In regard to Edo Sashimono (Joinery), whether the work is a chest of drawers, a dressing table, a desk, a jewel box, or other kinds of furniture, the artisan combines wooden boards without a metal nail.
The city's artisans meticulously trained their own skills and techniques to develop this craft, insisting on the best in selection of raw materials, tools, the assembling artisanship, and everything.
The Chouchin (Japanese paper lantern) had a frame of split bamboo wound in a spiral. Paper or silk protected the flame from wind. The spiral structure permitted it to be collapsed into the basket at the bottom. The chouchin hung from a hook at the top.
The earliest record of a chouchin dates to 1085, and one appears in a 1536 illustration.
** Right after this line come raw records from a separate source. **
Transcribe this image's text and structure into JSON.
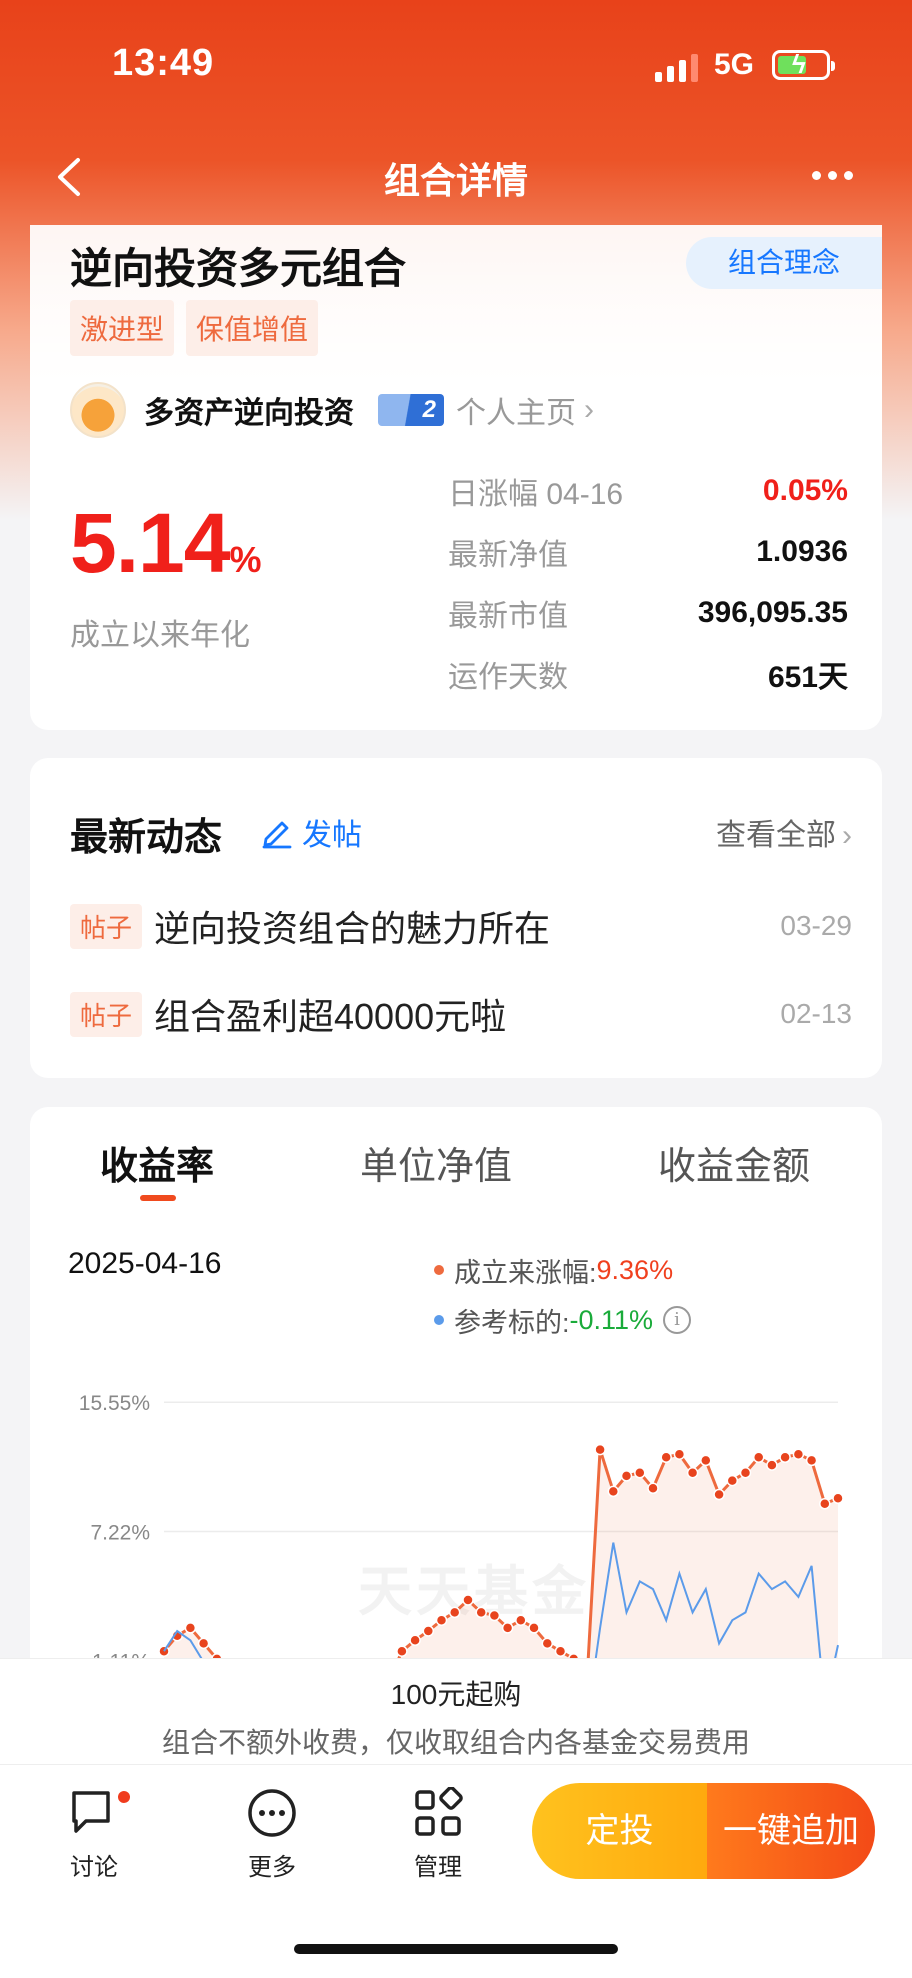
{
  "status_bar": {
    "time": "13:49",
    "network": "5G"
  },
  "nav": {
    "title": "组合详情"
  },
  "portfolio": {
    "name": "逆向投资多元组合",
    "concept_button": "组合理念",
    "tags": [
      "激进型",
      "保值增值"
    ],
    "manager_name": "多资产逆向投资",
    "manager_level": "2",
    "homepage_link": "个人主页",
    "annualized_rate": "5.14",
    "annualized_unit": "%",
    "annualized_label": "成立以来年化",
    "stats": [
      {
        "label": "日涨幅 04-16",
        "value": "0.05%"
      },
      {
        "label": "最新净值",
        "value": "1.0936"
      },
      {
        "label": "最新市值",
        "value": "396,095.35"
      },
      {
        "label": "运作天数",
        "value": "651天"
      }
    ],
    "colors": {
      "positive": "#f0201a"
    }
  },
  "news": {
    "title": "最新动态",
    "post_button": "发帖",
    "view_all": "查看全部",
    "items": [
      {
        "tag": "帖子",
        "title": "逆向投资组合的魅力所在",
        "date": "03-29"
      },
      {
        "tag": "帖子",
        "title": "组合盈利超40000元啦",
        "date": "02-13"
      }
    ]
  },
  "chart_section": {
    "tabs": [
      "收益率",
      "单位净值",
      "收益金额"
    ],
    "active_tab": 0,
    "date": "2025-04-16",
    "legend": [
      {
        "label": "成立来涨幅:",
        "value": "9.36%",
        "color": "#ee6a3e"
      },
      {
        "label": "参考标的:",
        "value": "-0.11%",
        "color": "#5b9bea"
      }
    ],
    "watermark": "天天基金"
  },
  "chart_data": {
    "type": "line",
    "y_ticks": [
      "15.55%",
      "7.22%",
      "-1.11%"
    ],
    "y_tick_values": [
      15.55,
      7.22,
      -1.11
    ],
    "ylim": [
      -7.0,
      17.5
    ],
    "series": [
      {
        "name": "成立来涨幅",
        "color": "#ee6a3e",
        "values": [
          -0.5,
          0.5,
          1.0,
          0.0,
          -1.0,
          -1.5,
          -2.0,
          -2.8,
          -3.0,
          -3.2,
          -3.5,
          -3.4,
          -4.2,
          -4.8,
          -5.1,
          -5.6,
          -4.2,
          -2.5,
          -0.5,
          0.2,
          0.8,
          1.5,
          2.0,
          2.8,
          2.0,
          1.8,
          1.0,
          1.5,
          1.0,
          0.0,
          -0.5,
          -1.0,
          -2.5,
          12.5,
          9.8,
          10.8,
          11.0,
          10.0,
          12.0,
          12.2,
          11.0,
          11.8,
          9.6,
          10.5,
          11.0,
          12.0,
          11.5,
          12.0,
          12.2,
          11.8,
          9.0,
          9.36
        ]
      },
      {
        "name": "参考标的",
        "color": "#5b9bea",
        "values": [
          -0.5,
          0.8,
          0.2,
          -1.2,
          -2.5,
          -3.0,
          -4.0,
          -4.5,
          -4.8,
          -5.2,
          -6.0,
          -6.2,
          -5.8,
          -6.5,
          -7.0,
          -7.0,
          -6.0,
          -5.5,
          -6.2,
          -4.5,
          -6.0,
          -4.2,
          -3.8,
          -5.2,
          -6.2,
          -6.8,
          -7.0,
          -6.5,
          -7.0,
          -7.0,
          -6.8,
          -6.5,
          -5.0,
          1.0,
          6.5,
          2.0,
          4.0,
          3.5,
          1.5,
          4.5,
          2.0,
          3.5,
          0.0,
          1.5,
          2.0,
          4.5,
          3.5,
          4.0,
          3.0,
          5.0,
          -4.0,
          -0.11
        ]
      }
    ]
  },
  "purchase": {
    "headline": "100元起购",
    "note": "组合不额外收费，仅收取组合内各基金交易费用"
  },
  "bottom_nav": {
    "items": [
      {
        "label": "讨论",
        "icon": "chat-icon"
      },
      {
        "label": "更多",
        "icon": "more-circle-icon"
      },
      {
        "label": "管理",
        "icon": "grid-icon"
      }
    ],
    "invest_button": "定投",
    "add_button": "一键追加"
  }
}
In present-day Japan, plastic chouchin with electric bulbs are still produced as novelties, souvenirs, and for matsuri and events. The akachouchin, or red lantern, marks an izakaya.